Posters disappear from streets
The Jakarta Post, Jakarta
Most streets in the city were on Monday clear of promotional materials for the election after the two campaign teams and public order officers got a start on the task of taking down banners and posters Sunday.
The workers, however, encountered difficulties in removing giant billboards and posters pasted on walls (see photos) because they lacked the tools needed for the job.
Although some election ads were still seen in alleys and quiet streets, the Jakarta Elections Commission said the whole city would be totally free of them Tuesday, the day before election day.
To maximize voter turnout, the city administration has urged companies to give their employees the day off.
A number of survey institutes have estimated that more than 65 percent of Jakartans either will abstain from voting or missed out on voter registration.
Bank Indonesia affirmed Monday it would be business as usual on Aug. 8 for state and private banks.
The central bank's public relations bureau chief, Filianingsih Hendarta, said workers would still have time to cast their ballots in between working hours.
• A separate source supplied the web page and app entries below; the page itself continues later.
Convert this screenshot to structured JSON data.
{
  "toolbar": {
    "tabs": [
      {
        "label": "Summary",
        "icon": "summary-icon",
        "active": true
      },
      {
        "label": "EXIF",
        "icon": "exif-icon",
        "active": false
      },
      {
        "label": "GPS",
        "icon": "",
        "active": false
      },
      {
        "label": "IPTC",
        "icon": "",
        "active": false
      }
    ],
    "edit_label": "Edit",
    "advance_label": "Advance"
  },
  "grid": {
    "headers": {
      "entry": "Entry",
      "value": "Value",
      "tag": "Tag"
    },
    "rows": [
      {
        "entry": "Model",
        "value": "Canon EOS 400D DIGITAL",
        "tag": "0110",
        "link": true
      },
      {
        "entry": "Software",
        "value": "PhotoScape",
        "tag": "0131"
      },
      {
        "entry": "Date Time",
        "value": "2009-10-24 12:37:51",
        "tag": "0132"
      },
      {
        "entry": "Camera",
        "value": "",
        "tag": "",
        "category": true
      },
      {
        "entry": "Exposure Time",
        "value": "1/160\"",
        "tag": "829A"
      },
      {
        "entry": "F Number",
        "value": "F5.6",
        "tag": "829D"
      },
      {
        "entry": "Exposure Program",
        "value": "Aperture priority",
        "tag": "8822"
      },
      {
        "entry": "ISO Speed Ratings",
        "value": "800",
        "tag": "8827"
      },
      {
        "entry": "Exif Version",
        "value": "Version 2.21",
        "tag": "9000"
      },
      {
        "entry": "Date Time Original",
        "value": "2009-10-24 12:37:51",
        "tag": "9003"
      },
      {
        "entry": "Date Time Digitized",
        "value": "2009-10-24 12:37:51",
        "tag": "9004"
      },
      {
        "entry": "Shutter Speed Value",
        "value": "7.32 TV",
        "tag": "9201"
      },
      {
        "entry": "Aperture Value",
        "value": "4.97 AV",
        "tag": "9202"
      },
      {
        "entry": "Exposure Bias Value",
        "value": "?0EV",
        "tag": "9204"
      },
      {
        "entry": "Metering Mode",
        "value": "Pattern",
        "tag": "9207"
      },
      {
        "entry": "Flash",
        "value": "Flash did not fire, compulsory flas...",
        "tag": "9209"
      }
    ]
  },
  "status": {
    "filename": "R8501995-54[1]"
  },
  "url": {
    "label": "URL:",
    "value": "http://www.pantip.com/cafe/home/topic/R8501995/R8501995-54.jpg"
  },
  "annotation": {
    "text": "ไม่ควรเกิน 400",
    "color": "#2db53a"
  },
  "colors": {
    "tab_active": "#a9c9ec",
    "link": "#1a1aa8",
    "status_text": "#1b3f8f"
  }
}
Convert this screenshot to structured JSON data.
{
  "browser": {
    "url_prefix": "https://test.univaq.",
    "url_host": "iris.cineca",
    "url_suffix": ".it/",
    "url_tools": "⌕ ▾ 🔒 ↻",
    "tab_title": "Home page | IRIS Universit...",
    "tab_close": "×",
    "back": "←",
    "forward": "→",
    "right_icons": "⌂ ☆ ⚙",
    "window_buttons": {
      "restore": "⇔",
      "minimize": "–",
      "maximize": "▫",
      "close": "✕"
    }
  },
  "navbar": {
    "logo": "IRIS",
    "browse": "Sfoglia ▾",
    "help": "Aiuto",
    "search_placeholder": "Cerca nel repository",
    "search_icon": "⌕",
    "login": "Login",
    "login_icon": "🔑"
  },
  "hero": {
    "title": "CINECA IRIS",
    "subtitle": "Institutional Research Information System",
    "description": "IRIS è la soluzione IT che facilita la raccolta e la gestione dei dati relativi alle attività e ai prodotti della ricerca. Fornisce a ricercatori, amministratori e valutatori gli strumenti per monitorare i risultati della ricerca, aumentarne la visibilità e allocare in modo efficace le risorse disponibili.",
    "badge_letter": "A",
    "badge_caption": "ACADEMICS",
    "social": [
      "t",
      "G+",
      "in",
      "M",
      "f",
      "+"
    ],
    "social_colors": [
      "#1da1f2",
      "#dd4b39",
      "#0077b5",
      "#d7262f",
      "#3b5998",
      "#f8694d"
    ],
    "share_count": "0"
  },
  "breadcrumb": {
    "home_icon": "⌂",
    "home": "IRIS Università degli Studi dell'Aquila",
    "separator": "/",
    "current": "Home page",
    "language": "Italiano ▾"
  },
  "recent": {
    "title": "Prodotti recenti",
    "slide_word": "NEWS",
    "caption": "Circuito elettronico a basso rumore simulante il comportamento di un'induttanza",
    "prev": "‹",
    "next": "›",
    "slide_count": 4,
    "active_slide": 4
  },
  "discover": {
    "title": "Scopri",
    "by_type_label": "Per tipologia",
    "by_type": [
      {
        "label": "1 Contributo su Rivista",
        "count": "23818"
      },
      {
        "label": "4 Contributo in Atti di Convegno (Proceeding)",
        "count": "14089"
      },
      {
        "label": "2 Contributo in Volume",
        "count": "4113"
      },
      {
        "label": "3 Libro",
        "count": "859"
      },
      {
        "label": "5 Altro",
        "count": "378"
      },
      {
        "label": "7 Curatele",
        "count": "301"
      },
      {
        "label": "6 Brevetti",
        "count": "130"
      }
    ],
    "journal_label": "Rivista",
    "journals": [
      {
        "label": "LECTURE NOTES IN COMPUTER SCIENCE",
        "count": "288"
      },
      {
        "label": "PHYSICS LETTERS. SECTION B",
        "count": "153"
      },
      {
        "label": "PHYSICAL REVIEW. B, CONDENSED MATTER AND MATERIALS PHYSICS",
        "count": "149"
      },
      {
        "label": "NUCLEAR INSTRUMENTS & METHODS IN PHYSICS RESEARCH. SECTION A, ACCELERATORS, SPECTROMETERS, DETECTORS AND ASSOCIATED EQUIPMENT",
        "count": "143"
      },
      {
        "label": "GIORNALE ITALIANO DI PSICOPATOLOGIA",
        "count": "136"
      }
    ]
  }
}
""The central bank expects all banks in Jakarta and in the suburbs of Jakarta to give service to the people and to continue with economic activities as usual. The bank also hopes the election will go smoothly,"" she said.